WHAT YOU SHOULD DO
Check every line of the data below for "just". Copy each one that has it.

Excerpts from an interface dataset
-- Opening Marker --

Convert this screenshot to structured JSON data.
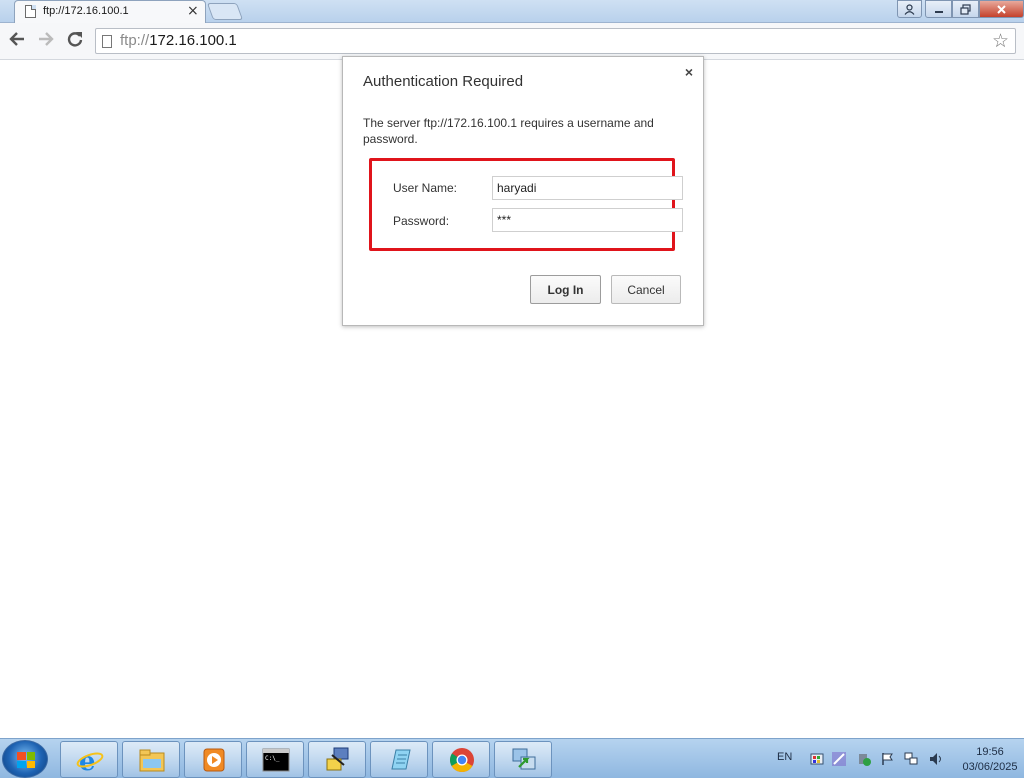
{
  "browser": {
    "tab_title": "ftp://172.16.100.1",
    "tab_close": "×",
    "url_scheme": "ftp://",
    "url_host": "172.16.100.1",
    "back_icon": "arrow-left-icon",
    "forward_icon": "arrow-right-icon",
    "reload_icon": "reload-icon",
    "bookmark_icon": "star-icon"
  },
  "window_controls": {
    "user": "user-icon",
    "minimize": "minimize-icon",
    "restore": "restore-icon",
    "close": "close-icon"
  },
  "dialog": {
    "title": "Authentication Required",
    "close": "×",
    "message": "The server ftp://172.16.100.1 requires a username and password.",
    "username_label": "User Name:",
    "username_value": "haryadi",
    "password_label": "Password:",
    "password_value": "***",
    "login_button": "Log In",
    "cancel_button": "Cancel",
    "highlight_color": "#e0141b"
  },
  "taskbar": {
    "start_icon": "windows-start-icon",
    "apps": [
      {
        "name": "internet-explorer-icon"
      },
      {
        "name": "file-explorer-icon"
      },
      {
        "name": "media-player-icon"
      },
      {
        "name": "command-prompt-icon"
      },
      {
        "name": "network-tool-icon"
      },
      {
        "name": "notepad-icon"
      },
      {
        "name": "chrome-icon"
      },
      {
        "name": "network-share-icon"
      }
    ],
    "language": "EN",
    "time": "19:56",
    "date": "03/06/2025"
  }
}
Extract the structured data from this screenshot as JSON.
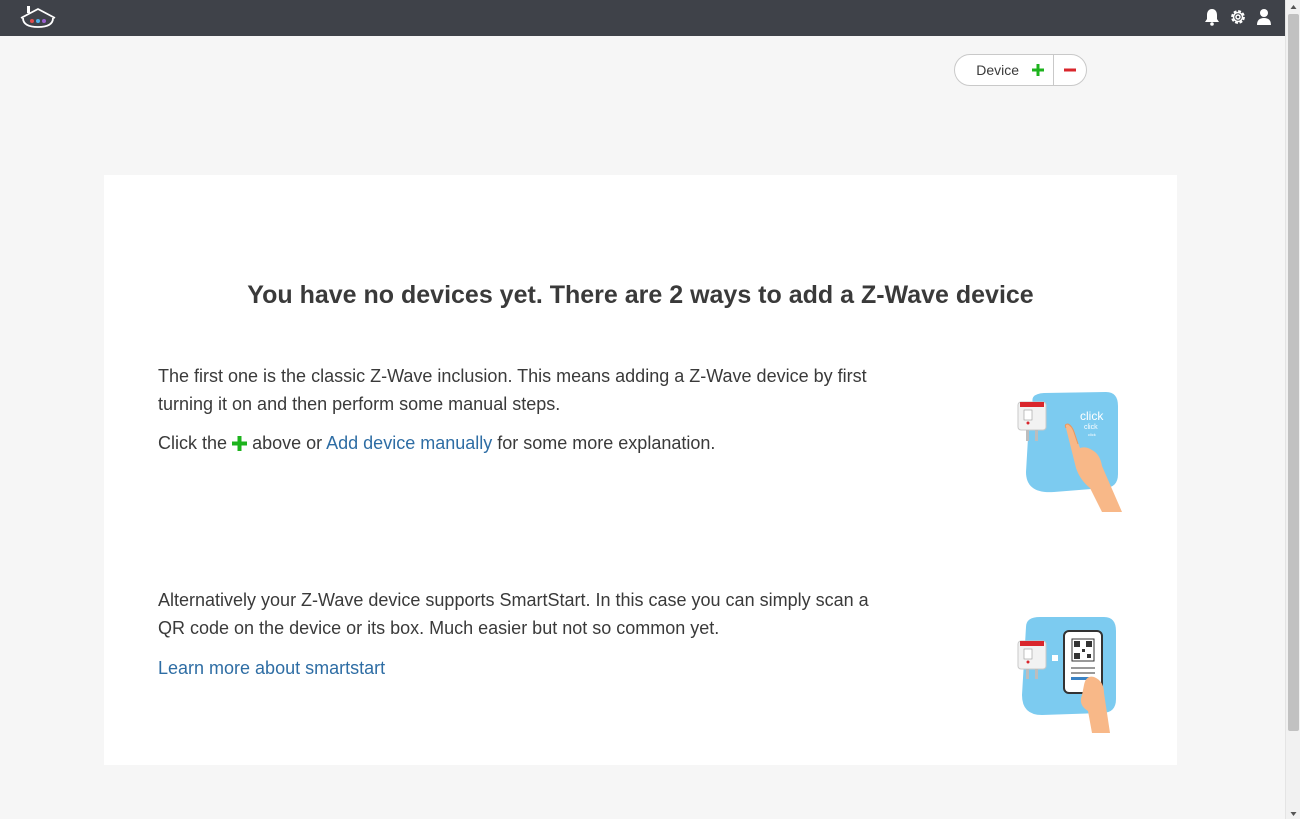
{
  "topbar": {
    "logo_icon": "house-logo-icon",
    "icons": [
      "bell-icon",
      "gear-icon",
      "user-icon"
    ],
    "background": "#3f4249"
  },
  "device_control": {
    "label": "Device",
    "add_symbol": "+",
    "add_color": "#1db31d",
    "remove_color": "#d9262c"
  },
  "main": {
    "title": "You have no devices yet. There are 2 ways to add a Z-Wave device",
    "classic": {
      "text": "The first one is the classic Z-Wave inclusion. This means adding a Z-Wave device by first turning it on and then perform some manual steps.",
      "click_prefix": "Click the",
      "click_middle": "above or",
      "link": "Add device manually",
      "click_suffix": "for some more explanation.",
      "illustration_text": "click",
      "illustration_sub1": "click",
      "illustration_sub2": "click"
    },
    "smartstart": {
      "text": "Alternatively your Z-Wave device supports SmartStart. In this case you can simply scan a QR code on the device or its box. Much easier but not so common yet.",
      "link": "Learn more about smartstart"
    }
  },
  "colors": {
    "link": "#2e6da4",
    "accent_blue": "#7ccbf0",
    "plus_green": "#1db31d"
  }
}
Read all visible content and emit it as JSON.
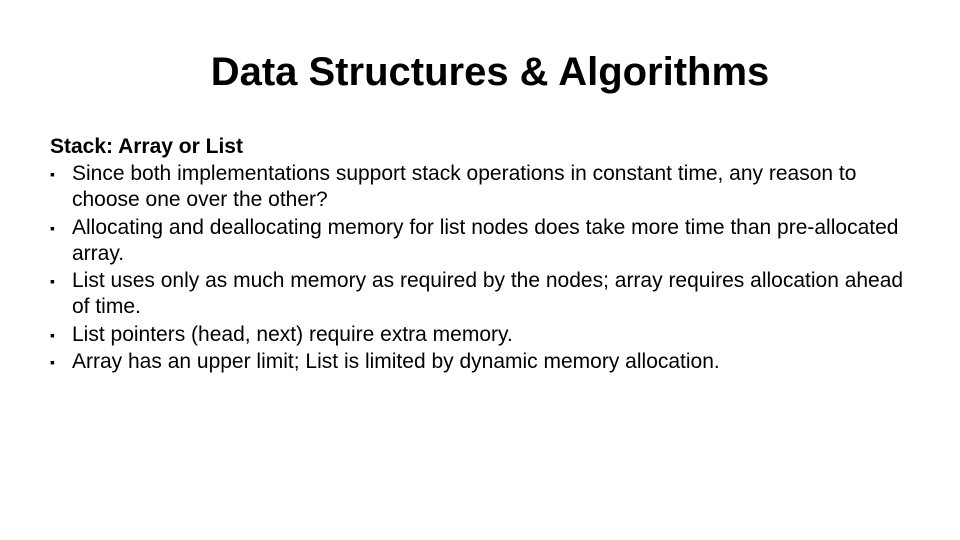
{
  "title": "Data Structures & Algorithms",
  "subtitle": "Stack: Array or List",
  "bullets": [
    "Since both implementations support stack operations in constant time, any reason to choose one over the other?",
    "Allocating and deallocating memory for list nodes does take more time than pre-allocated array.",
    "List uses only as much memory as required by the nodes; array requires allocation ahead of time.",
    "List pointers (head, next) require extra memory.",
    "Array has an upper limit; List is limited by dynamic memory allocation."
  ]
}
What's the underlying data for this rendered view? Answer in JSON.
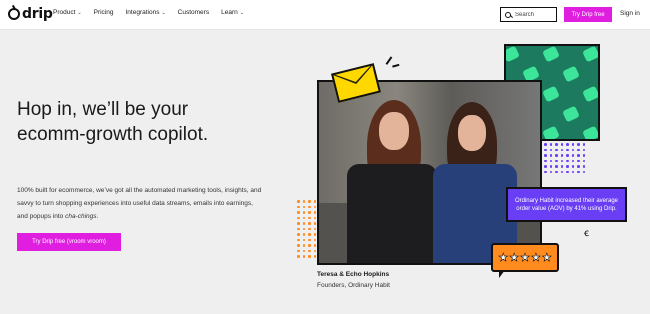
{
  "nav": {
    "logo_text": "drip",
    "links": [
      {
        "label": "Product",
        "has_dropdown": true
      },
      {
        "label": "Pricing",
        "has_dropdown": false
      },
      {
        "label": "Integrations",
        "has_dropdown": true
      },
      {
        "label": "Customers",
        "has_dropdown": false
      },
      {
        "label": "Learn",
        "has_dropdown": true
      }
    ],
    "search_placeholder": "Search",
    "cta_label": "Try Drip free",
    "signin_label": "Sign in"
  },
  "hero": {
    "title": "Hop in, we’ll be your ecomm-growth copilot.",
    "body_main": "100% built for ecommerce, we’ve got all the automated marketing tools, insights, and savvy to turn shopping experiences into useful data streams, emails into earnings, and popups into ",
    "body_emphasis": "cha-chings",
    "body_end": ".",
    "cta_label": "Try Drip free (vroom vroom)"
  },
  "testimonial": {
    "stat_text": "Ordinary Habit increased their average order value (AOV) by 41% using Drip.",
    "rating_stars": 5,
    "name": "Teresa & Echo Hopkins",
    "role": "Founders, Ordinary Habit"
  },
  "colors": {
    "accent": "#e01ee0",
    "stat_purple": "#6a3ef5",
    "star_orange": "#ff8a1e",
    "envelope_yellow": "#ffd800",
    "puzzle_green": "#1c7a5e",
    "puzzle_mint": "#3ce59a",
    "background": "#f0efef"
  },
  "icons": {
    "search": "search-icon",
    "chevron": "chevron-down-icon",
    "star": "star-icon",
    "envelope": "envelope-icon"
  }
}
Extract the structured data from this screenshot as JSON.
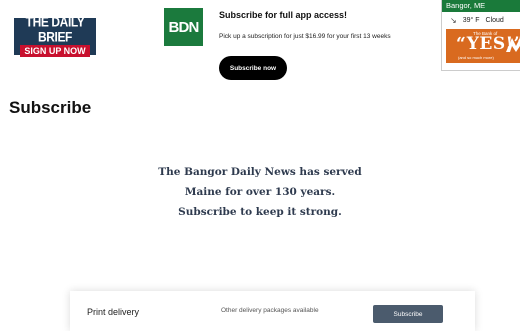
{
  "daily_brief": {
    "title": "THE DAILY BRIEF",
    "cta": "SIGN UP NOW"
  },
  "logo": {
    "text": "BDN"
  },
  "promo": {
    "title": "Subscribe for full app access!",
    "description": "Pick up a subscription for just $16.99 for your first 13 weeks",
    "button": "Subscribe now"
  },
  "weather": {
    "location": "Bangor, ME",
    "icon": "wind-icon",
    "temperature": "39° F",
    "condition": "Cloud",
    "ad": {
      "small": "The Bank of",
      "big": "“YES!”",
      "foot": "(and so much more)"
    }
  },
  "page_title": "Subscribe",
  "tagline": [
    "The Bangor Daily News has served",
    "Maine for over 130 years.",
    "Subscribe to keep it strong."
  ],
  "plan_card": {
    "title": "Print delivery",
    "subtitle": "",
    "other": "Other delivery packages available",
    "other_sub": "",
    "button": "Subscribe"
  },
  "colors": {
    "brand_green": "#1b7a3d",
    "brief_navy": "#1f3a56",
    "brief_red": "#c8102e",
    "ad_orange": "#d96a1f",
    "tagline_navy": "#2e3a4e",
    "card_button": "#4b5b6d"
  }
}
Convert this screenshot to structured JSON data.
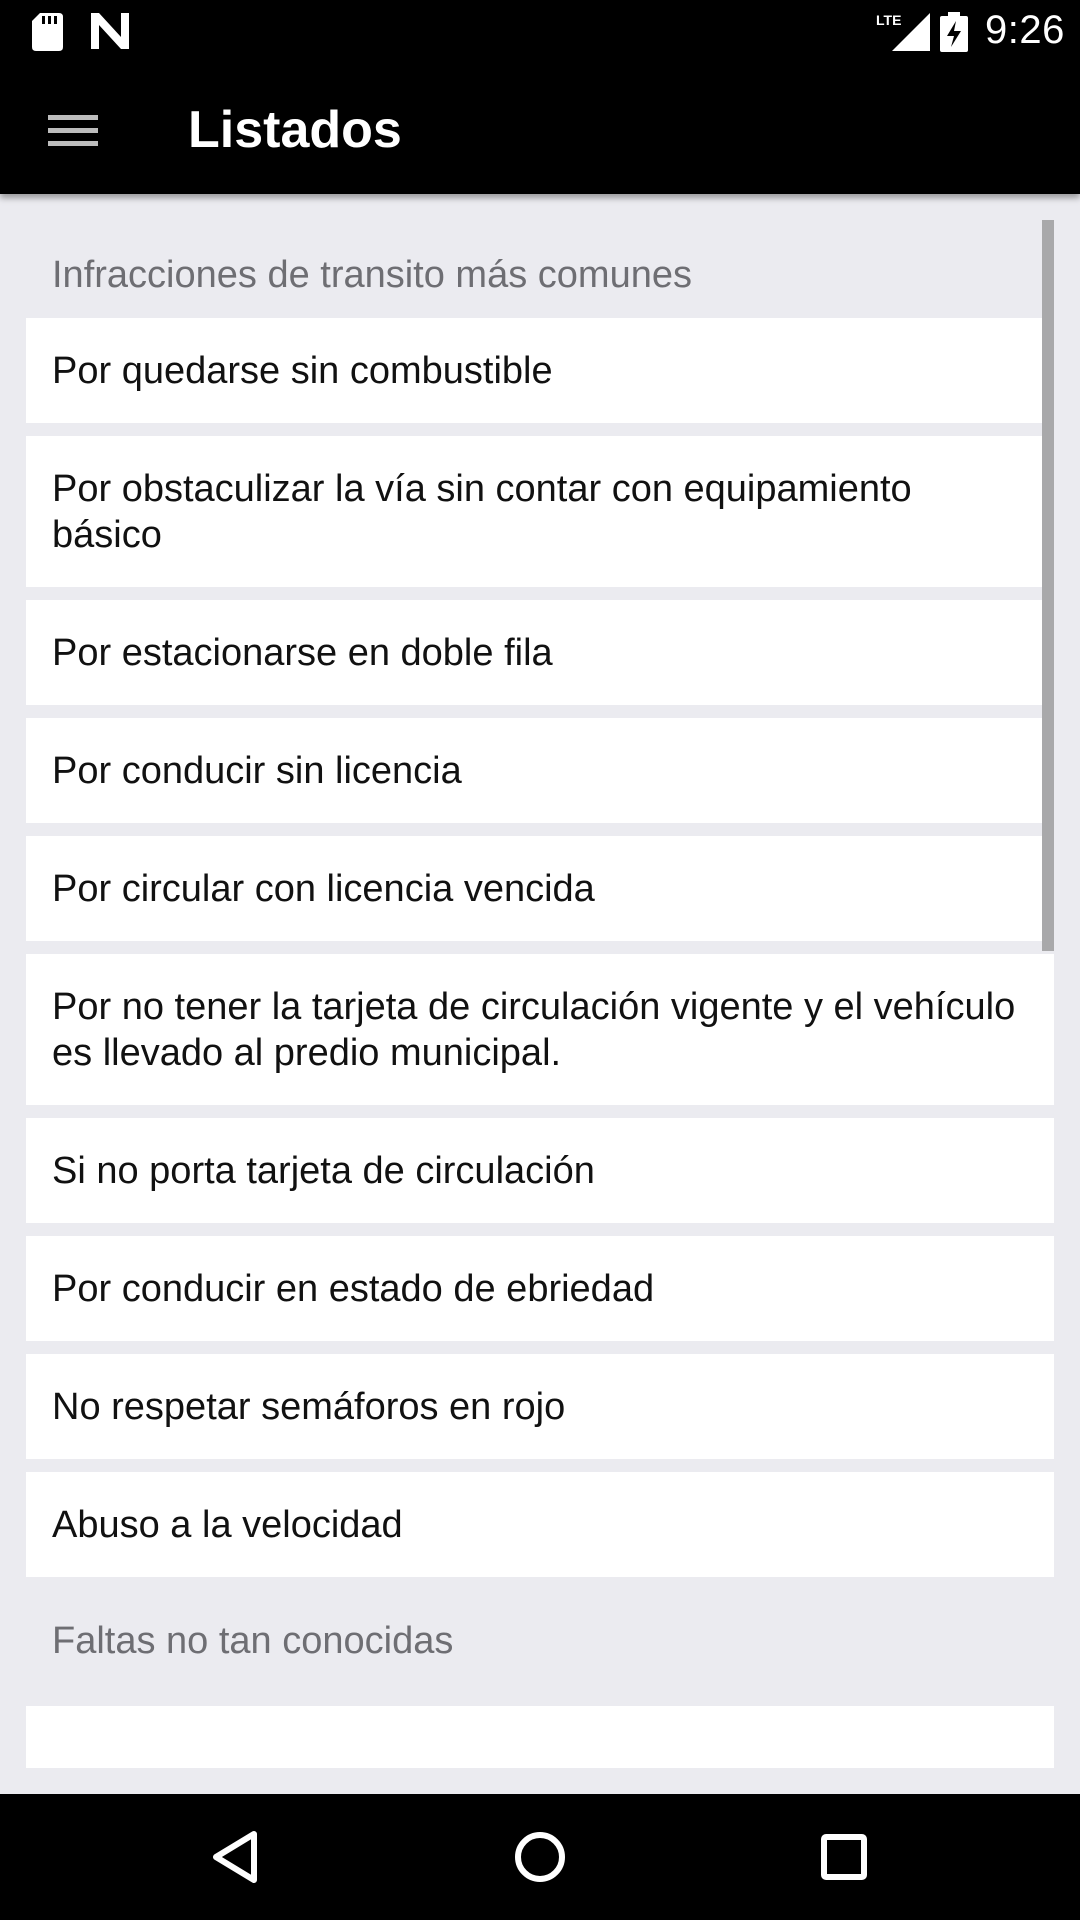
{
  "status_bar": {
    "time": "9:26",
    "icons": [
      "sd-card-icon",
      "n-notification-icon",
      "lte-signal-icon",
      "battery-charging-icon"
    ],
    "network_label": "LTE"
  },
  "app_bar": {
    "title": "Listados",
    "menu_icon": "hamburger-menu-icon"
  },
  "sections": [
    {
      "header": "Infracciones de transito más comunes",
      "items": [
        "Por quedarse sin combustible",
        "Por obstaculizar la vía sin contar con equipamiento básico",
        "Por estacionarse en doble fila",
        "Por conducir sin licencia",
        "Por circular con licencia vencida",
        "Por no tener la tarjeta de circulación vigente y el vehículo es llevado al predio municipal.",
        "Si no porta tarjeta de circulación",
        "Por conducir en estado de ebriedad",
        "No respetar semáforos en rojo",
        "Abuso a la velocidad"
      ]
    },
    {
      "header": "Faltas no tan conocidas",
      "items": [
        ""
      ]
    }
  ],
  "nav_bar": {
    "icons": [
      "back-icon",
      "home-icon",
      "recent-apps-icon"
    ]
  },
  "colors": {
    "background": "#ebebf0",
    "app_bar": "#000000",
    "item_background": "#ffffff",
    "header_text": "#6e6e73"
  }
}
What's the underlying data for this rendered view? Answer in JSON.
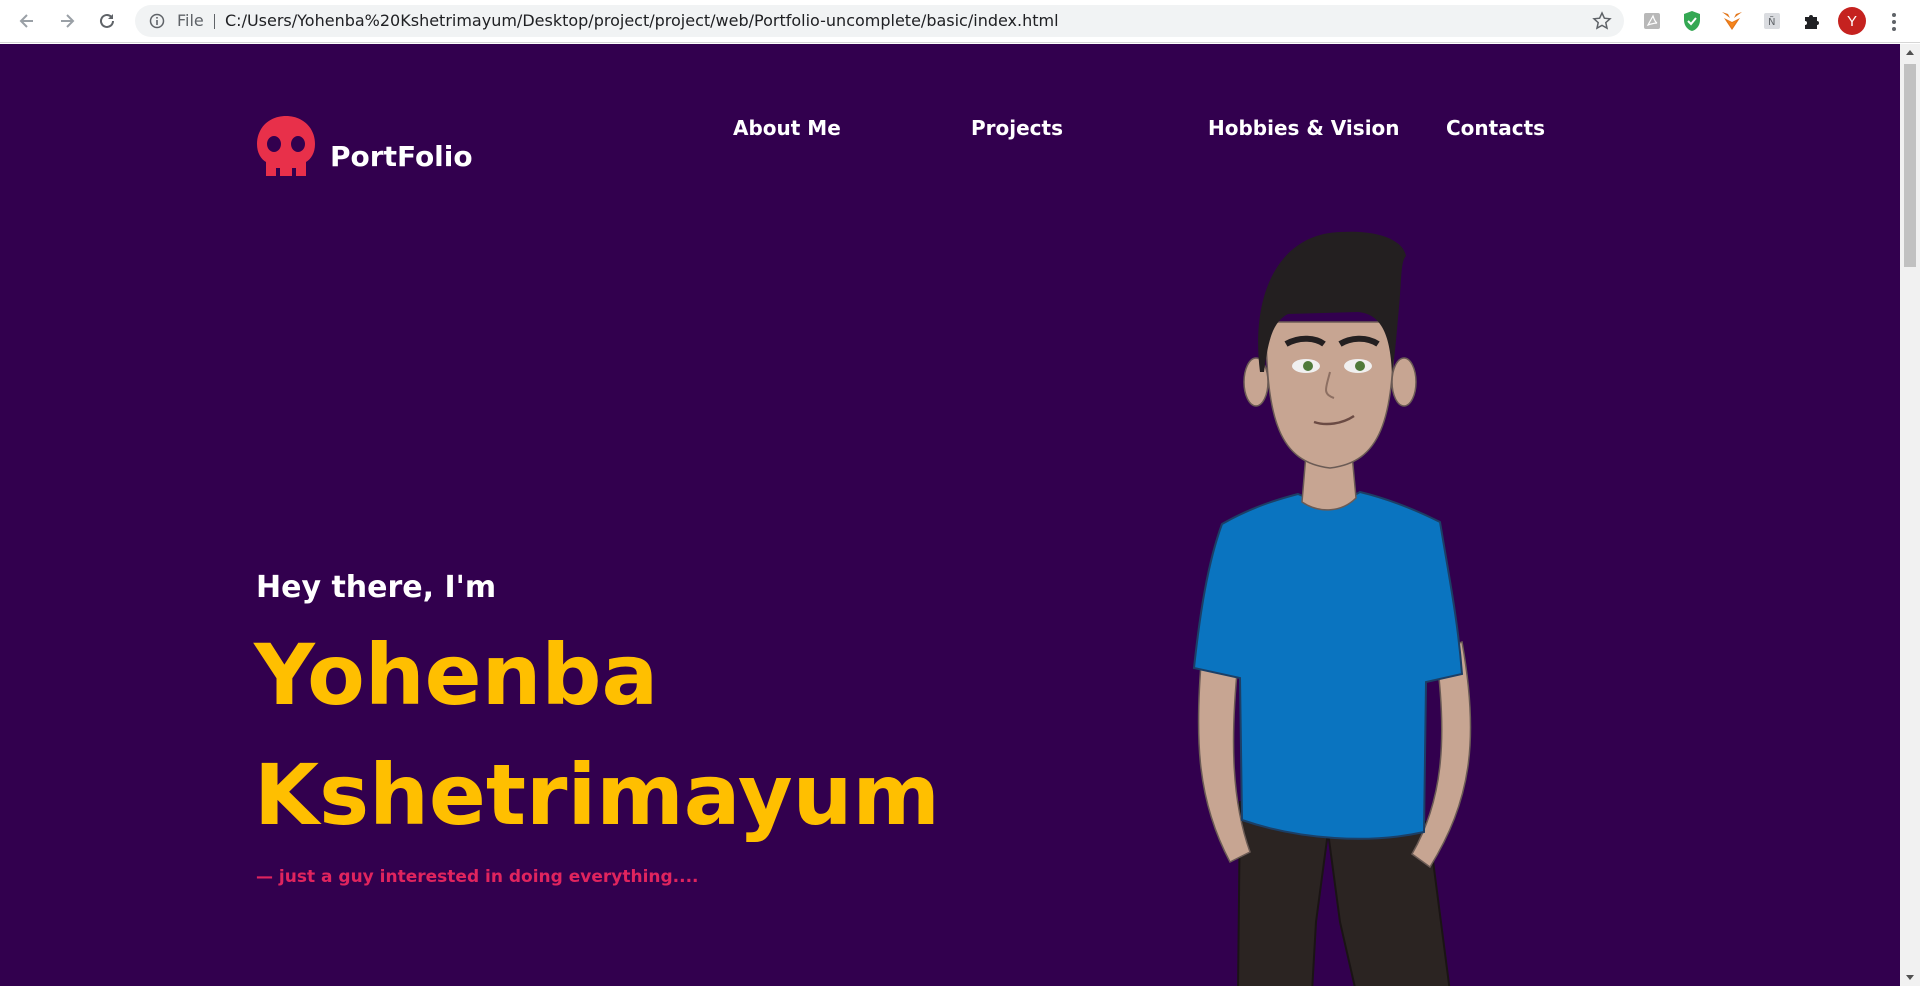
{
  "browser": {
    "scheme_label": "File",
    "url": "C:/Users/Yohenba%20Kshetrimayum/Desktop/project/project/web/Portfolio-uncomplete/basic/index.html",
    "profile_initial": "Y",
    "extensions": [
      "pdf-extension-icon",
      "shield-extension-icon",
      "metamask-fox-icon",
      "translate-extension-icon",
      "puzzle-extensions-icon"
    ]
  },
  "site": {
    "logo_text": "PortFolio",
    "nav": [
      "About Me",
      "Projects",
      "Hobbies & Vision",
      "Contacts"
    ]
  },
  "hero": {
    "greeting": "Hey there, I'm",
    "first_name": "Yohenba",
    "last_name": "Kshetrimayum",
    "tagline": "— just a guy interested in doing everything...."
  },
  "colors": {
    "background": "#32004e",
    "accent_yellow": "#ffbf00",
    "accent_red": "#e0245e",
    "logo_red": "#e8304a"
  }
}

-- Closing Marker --

RESULT FOR THIS TASK
    "description": "Pick up a subscription for just $16.99 for your first 13 weeks",
    "tagline": "— just a guy interested in doing everything...."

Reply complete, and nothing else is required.